Reconnaissance indicated that the Chinese forces were entrenched at Beicang, six miles from Tianjin, on both sides of the Hai River. The Americans, British and Japanese advanced on the west side of the river and the Russians and French advanced up the east side. The armies bivouacked the night of August 4 near Xigu Fort. The plan was for the Japanese, supported by the British and Americans, to turn the right flank of the Chinese lines and for the Russians and French to turn the left flank on the opposite side of the Hay River.[4]

The Chinese force, estimated at between 8,000-12,000, was positioned behind several lines of well-constructed earthworks with approximately 26 artillery pieces at key positions. It was, according to accounts, "a formidable position to attack".[5]


At 3:00 a.m. the Japanese launched the attack by capturing a battery on the extreme right of the Chinese lines. They then pushed forward on the flank of the Chinese positions. At dawn an artillery duel began between the Japanese and Chinese that lasted about a half-hour. During the artillery barrage a Japanese regiment crept forward and launched a direct assault on the Chinese positions near the river, advancing in close order through fields of millet and corn with a barrage of fire from the Chinese trenches pouring onto them.[6] The Japanese had requested assistance from British cavalry for the assault but the British failed to arrive, so the Japanese pushed ahead alone.[7] The Japanese suffered heavy casualties but forced the Chinese out of their entrenchments and into a hasty retreat.[8]

On the east bank of the Hai River the Russians and French were unable to get around the Chinese flank due to flooded terrain. However, the Japanese victory on the west bank forced the Chinese to retreat, which they did in good order. The Chinese preserved most of their artillery by withdrawing it early in the battle, an action that, according to a United States' War Department report, "must have predisposed the rest of their army to its prompt retreat".[9]

About 50 Chinese bodies were found on the battlefield. Almost all the Alliance casualties were Japanese, amounting to 60 dead and 240 wounded. A few British and Russian casualties were caused by Chinese artillery fire.[9] The Americans were never engaged, not finding their way to the battlefield until the action was over.[10]

American medics treated Japanese casualties.[11]


The battle was over by 9:00 a.m. Pursuit of the Chinese army was hindered by the Chinese cutting through the river banks to flood the surrounding lowlands.
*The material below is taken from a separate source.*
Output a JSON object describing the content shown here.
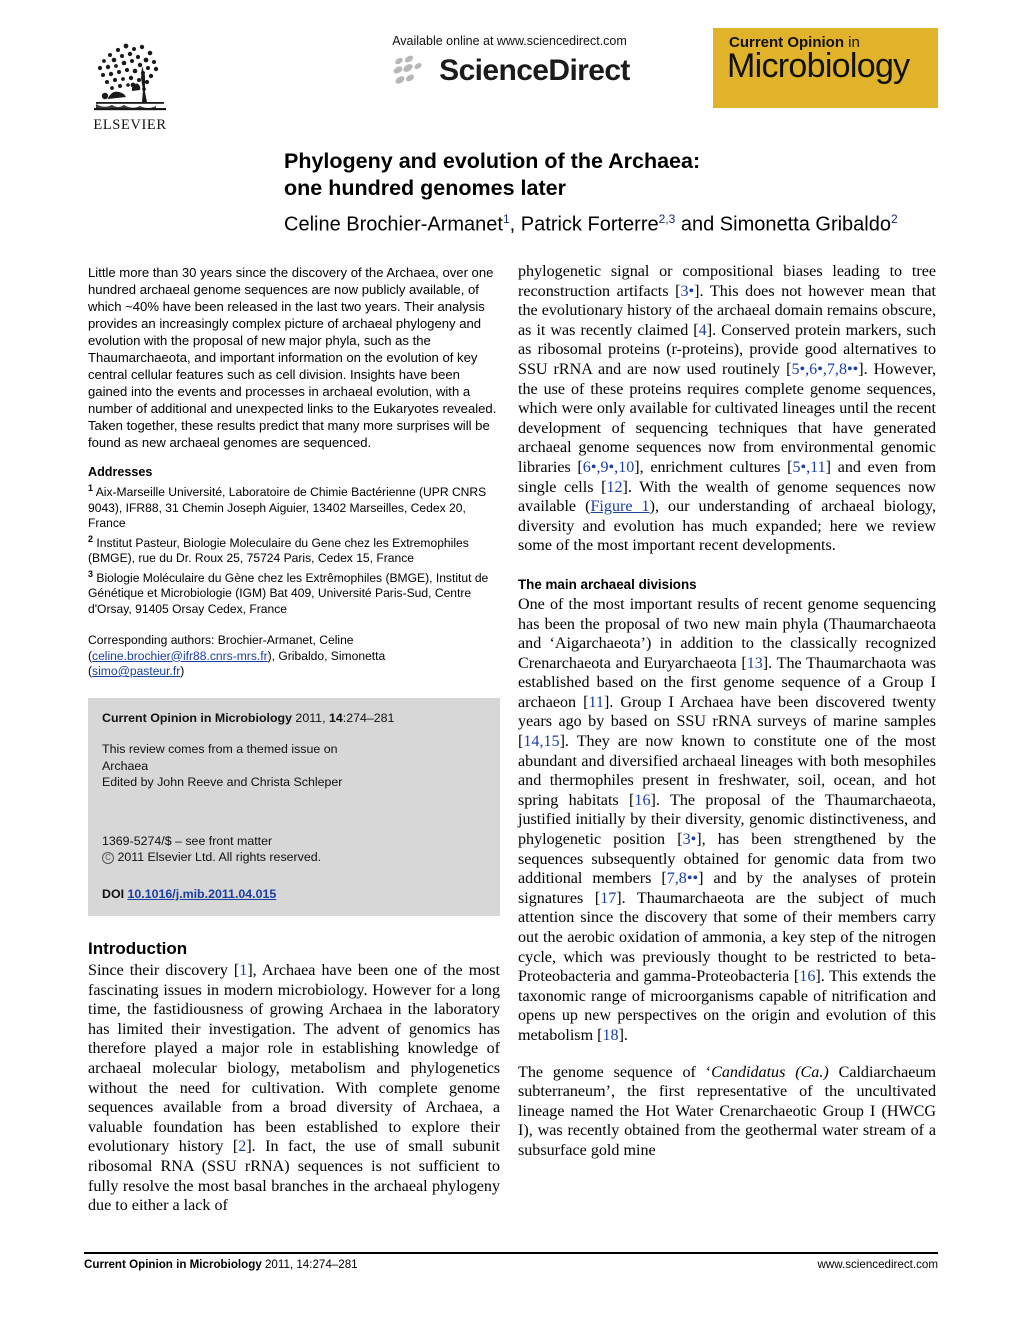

The Alliance army bivouacked at Beicang and its supply train from Tianjin came up during the day. The first battle during the march to Beijing had been a relatively easy victory, albeit costly in casualties for the Japanese. The Chinese now awaited the Alliance in strong defensive positions at Yangcun.[9]

The assessment of one participant at the Battle of Beicang was that the "Chinese troops received a blow from which they never recovered. They ever after offered no determined resistance".[12]


  1. War Department. Adjutant General’s Office. Report on Military Operations in South Africa and China, Vol. XXXIII, Washington: Gov Printing Office, July 1901, pp. 568-571
  2. War Department, Adjutant General's Office, pp. 568-571
  3. War Department, Adjutant General’s Office, p. 567
  4. War Department, Adjutant General’s Office, p. 570
  5. Landor, A. Henry Savage. China and the Allies. New York: Scribner’s Sons, 1901, p. 339
  6. Thompson, Larry Clinton, William Scott Ament and the Boxer Rebellion: Heroism, Hubris, and the Ideal Missionary. Jefferson, NC: McFarland, 2009
  7. Landor, p. 343
  8. Robert B. Edgerton (1997). Warriors of the Rrising Sun: A History of the Japanese Military. W. W. Norton & Company. p. 89. ISBN 0-393-04085-2. Retrieved 2010-11-28. 
  9. 9.0 9.1 9.2 War Department, Adjutant General’s Office, p. 571
  10. Landor, p. 340
  11. "D’Arc’s Marionettes caught up in the Boxer siege of Peking and Tientsin, China’s Ford of Heaven.". p. 21. Retrieved 31 October 2010. 
  12. Landor, 351

This page uses Creative Commons Licensed content from Wikipedia (view authors).